┌─ RECORDS PROVIDED
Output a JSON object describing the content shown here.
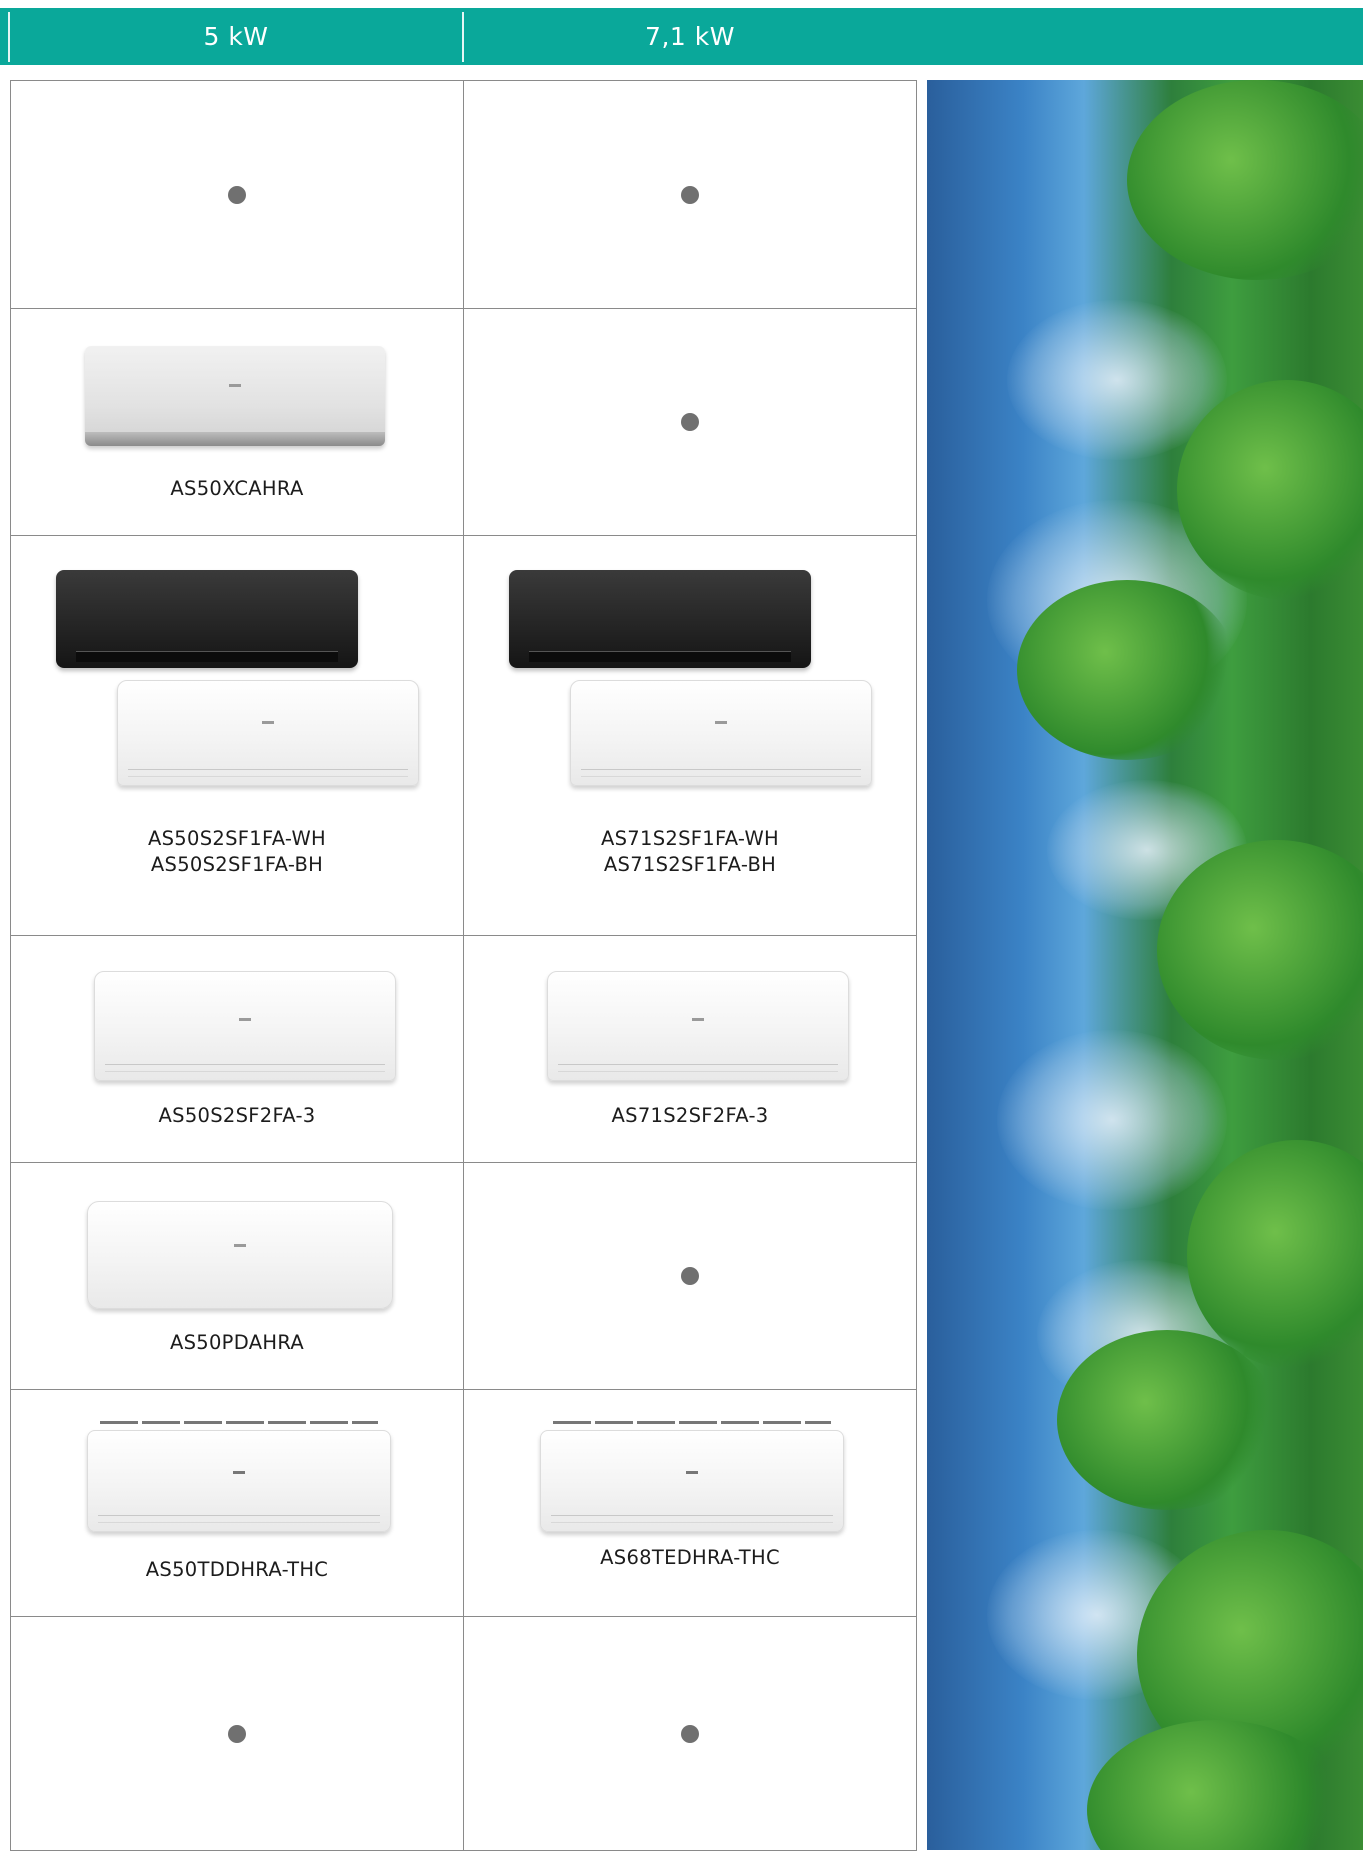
{
  "table": {
    "headers": [
      "5 kW",
      "7,1 kW"
    ],
    "rows": [
      {
        "c1": {
          "dot": true
        },
        "c2": {
          "dot": true
        }
      },
      {
        "c1": {
          "label": "AS50XCAHRA"
        },
        "c2": {
          "dot": true
        }
      },
      {
        "c1": {
          "label1": "AS50S2SF1FA-WH",
          "label2": "AS50S2SF1FA-BH"
        },
        "c2": {
          "label1": "AS71S2SF1FA-WH",
          "label2": "AS71S2SF1FA-BH"
        }
      },
      {
        "c1": {
          "label": "AS50S2SF2FA-3"
        },
        "c2": {
          "label": "AS71S2SF2FA-3"
        }
      },
      {
        "c1": {
          "label": "AS50PDAHRA"
        },
        "c2": {
          "dot": true
        }
      },
      {
        "c1": {
          "label": "AS50TDDHRA-THC"
        },
        "c2": {
          "label": "AS68TEDHRA-THC"
        }
      },
      {
        "c1": {
          "dot": true
        },
        "c2": {
          "dot": true
        }
      }
    ]
  },
  "colors": {
    "header": "#0aa89a",
    "dot": "#707070",
    "grid": "#8a8a8a"
  }
}
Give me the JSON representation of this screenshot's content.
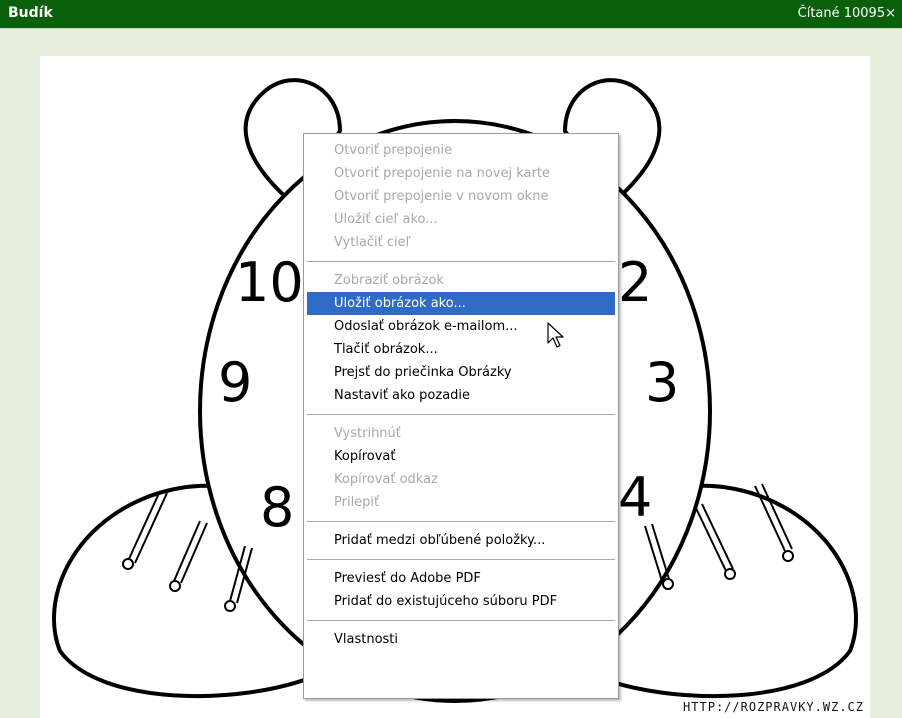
{
  "header": {
    "title": "Budík",
    "read_count": "Čítané 10095×"
  },
  "image": {
    "clock_numbers": [
      "10",
      "2",
      "9",
      "3",
      "8",
      "4"
    ],
    "watermark": "HTTP://ROZPRAVKY.WZ.CZ"
  },
  "context_menu": {
    "group1": [
      {
        "label": "Otvoriť prepojenie",
        "enabled": false
      },
      {
        "label": "Otvoriť prepojenie na novej karte",
        "enabled": false
      },
      {
        "label": "Otvoriť prepojenie v novom okne",
        "enabled": false
      },
      {
        "label": "Uložiť cieľ ako...",
        "enabled": false
      },
      {
        "label": "Vytlačiť cieľ",
        "enabled": false
      }
    ],
    "group2": [
      {
        "label": "Zobraziť obrázok",
        "enabled": false
      },
      {
        "label": "Uložiť obrázok ako...",
        "enabled": true,
        "highlighted": true
      },
      {
        "label": "Odoslať obrázok e-mailom...",
        "enabled": true
      },
      {
        "label": "Tlačiť obrázok...",
        "enabled": true
      },
      {
        "label": "Prejsť do priečinka Obrázky",
        "enabled": true
      },
      {
        "label": "Nastaviť ako pozadie",
        "enabled": true
      }
    ],
    "group3": [
      {
        "label": "Vystrihnúť",
        "enabled": false
      },
      {
        "label": "Kopírovať",
        "enabled": true
      },
      {
        "label": "Kopírovať odkaz",
        "enabled": false
      },
      {
        "label": "Prilepiť",
        "enabled": false
      }
    ],
    "group4": [
      {
        "label": "Pridať medzi obľúbené položky...",
        "enabled": true
      }
    ],
    "group5": [
      {
        "label": "Previesť do Adobe PDF",
        "enabled": true
      },
      {
        "label": "Pridať do existujúceho súboru PDF",
        "enabled": true
      }
    ],
    "group6": [
      {
        "label": "Vlastnosti",
        "enabled": true
      }
    ],
    "highlight_color": "#316ac5"
  },
  "colors": {
    "titlebar": "#0a5f0a",
    "page_background": "#e6eedb"
  },
  "icons": {
    "cursor": "arrow-cursor-icon"
  }
}
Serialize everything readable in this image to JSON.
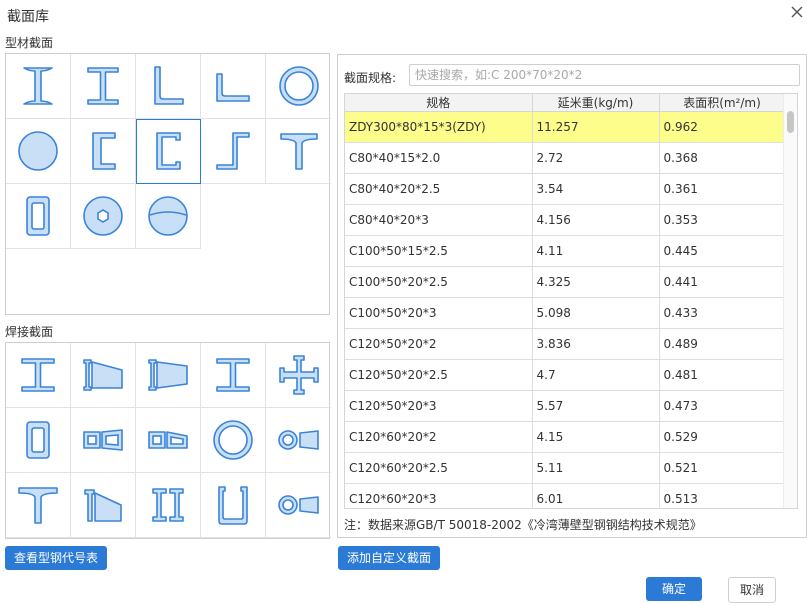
{
  "window": {
    "title": "截面库"
  },
  "sections": {
    "profile_label": "型材截面",
    "welded_label": "焊接截面",
    "profile_shapes": [
      "i-beam-icon",
      "h-beam-icon",
      "angle-icon",
      "unequal-angle-icon",
      "round-tube-icon",
      "solid-round-icon",
      "channel-icon",
      "lipped-channel-icon",
      "z-section-icon",
      "tee-icon",
      "rect-tube-icon",
      "hex-bar-icon",
      "split-round-icon"
    ],
    "welded_shapes": [
      "welded-i-icon",
      "tapered-i-left-icon",
      "tapered-i-right-icon",
      "welded-h-icon",
      "cross-section-icon",
      "welded-box-icon",
      "tapered-box-icon",
      "tapered-box-2-icon",
      "welded-pipe-icon",
      "tapered-pipe-icon",
      "welded-tee-icon",
      "tapered-tee-icon",
      "double-channel-icon",
      "u-section-icon",
      "tapered-pipe-2-icon"
    ]
  },
  "search": {
    "label": "截面规格:",
    "placeholder": "快速搜索，如:C 200*70*20*2"
  },
  "table": {
    "headers": [
      "规格",
      "延米重(kg/m)",
      "表面积(m²/m)"
    ],
    "rows": [
      [
        "ZDY300*80*15*3(ZDY)",
        "11.257",
        "0.962"
      ],
      [
        "C80*40*15*2.0",
        "2.72",
        "0.368"
      ],
      [
        "C80*40*20*2.5",
        "3.54",
        "0.361"
      ],
      [
        "C80*40*20*3",
        "4.156",
        "0.353"
      ],
      [
        "C100*50*15*2.5",
        "4.11",
        "0.445"
      ],
      [
        "C100*50*20*2.5",
        "4.325",
        "0.441"
      ],
      [
        "C100*50*20*3",
        "5.098",
        "0.433"
      ],
      [
        "C120*50*20*2",
        "3.836",
        "0.489"
      ],
      [
        "C120*50*20*2.5",
        "4.7",
        "0.481"
      ],
      [
        "C120*50*20*3",
        "5.57",
        "0.473"
      ],
      [
        "C120*60*20*2",
        "4.15",
        "0.529"
      ],
      [
        "C120*60*20*2.5",
        "5.11",
        "0.521"
      ],
      [
        "C120*60*20*3",
        "6.01",
        "0.513"
      ]
    ]
  },
  "note": "注：数据来源GB/T 50018-2002《冷湾薄壁型钢钢结构技术规范》",
  "buttons": {
    "view_codes": "查看型钢代号表",
    "add_custom": "添加自定义截面",
    "ok": "确定",
    "cancel": "取消"
  },
  "colors": {
    "accent": "#2b7bd6",
    "highlight_row": "#fdfd8c",
    "icon_fill": "#c9dff5",
    "icon_stroke": "#3a84d8"
  }
}
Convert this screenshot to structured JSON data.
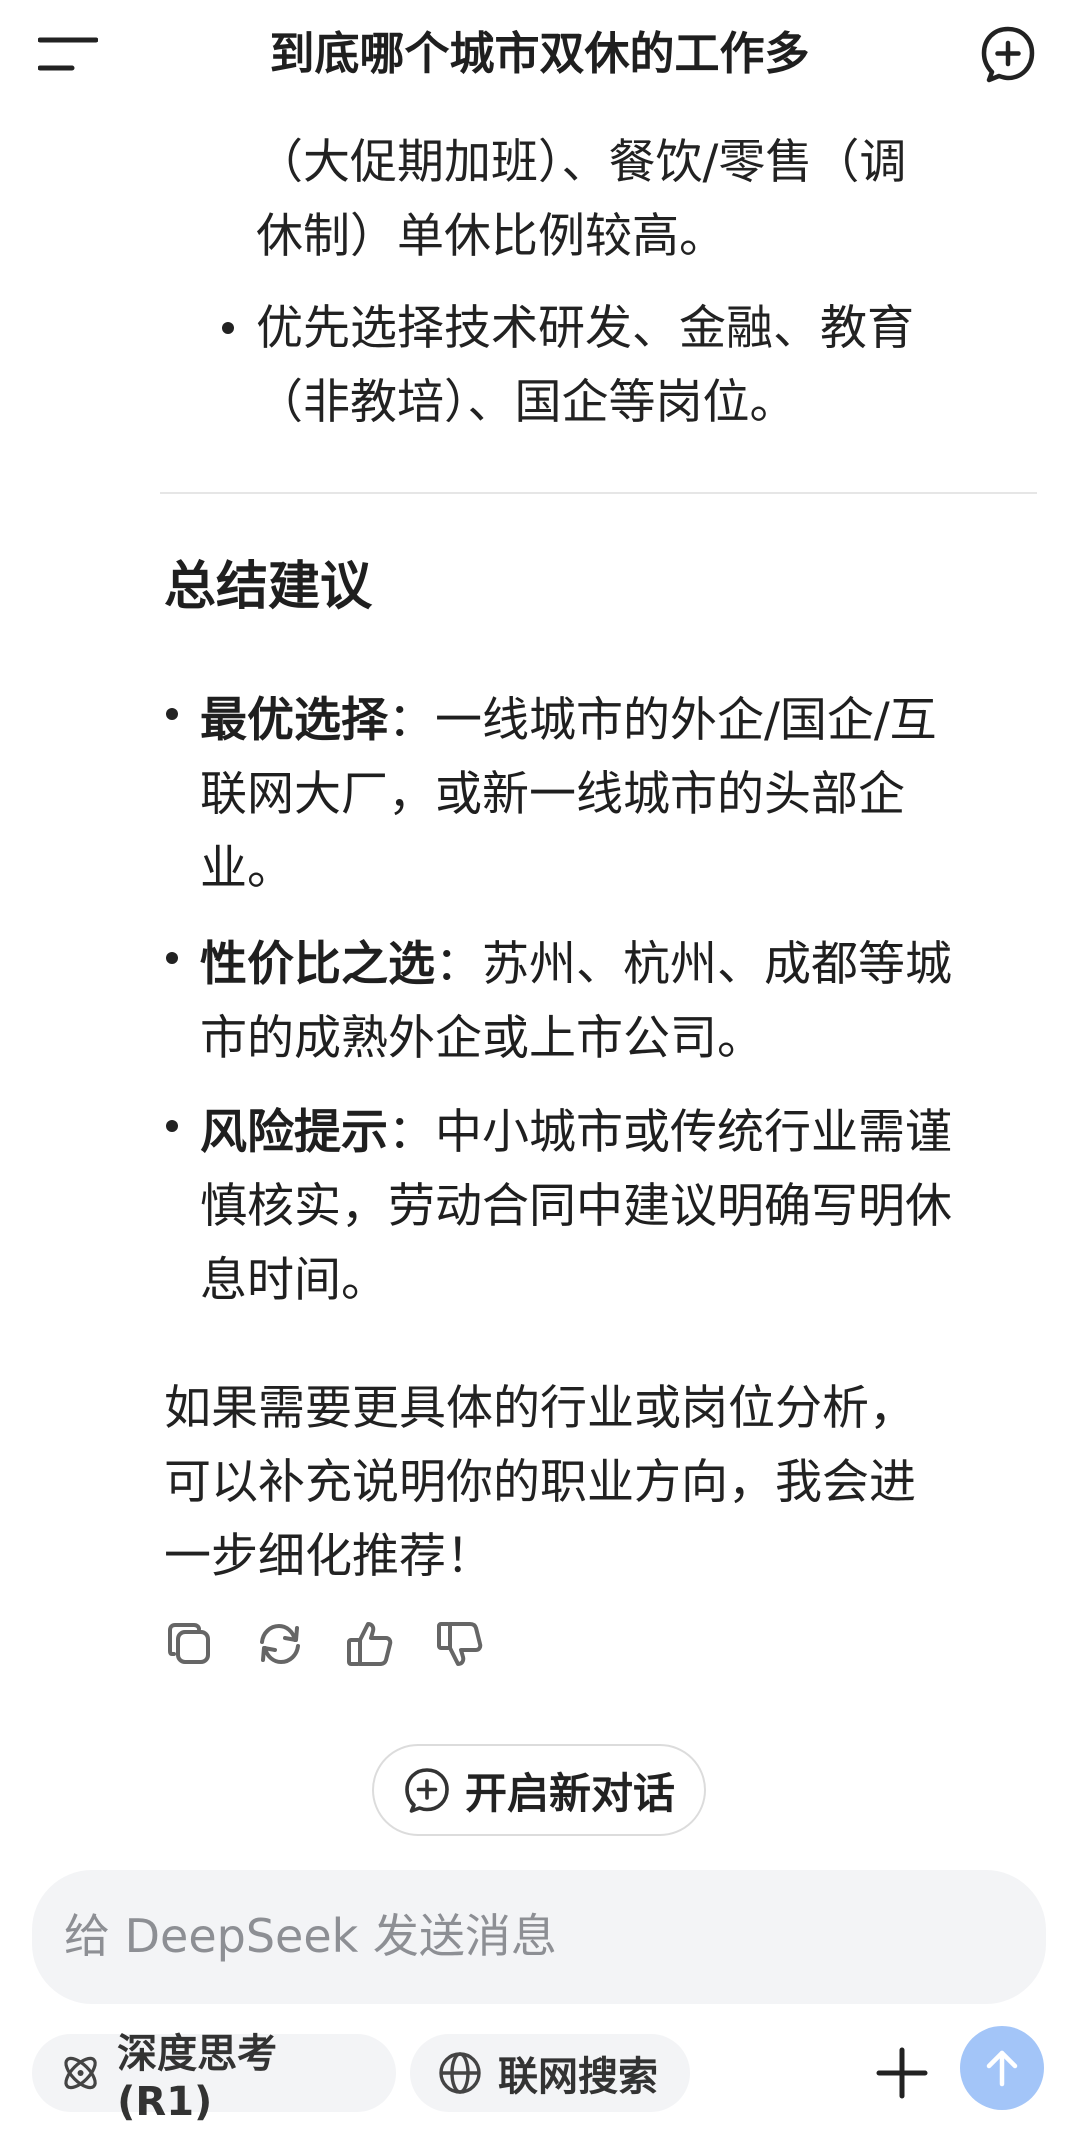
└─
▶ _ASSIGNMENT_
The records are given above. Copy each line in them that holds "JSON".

▶ _TASK RESPONSE_
Output a JSON object describing the content shown here.
Give me the JSON representation of this screenshot's content.
Serialize everything readable in this image to JSON.
Convert this screenshot to structured JSON data.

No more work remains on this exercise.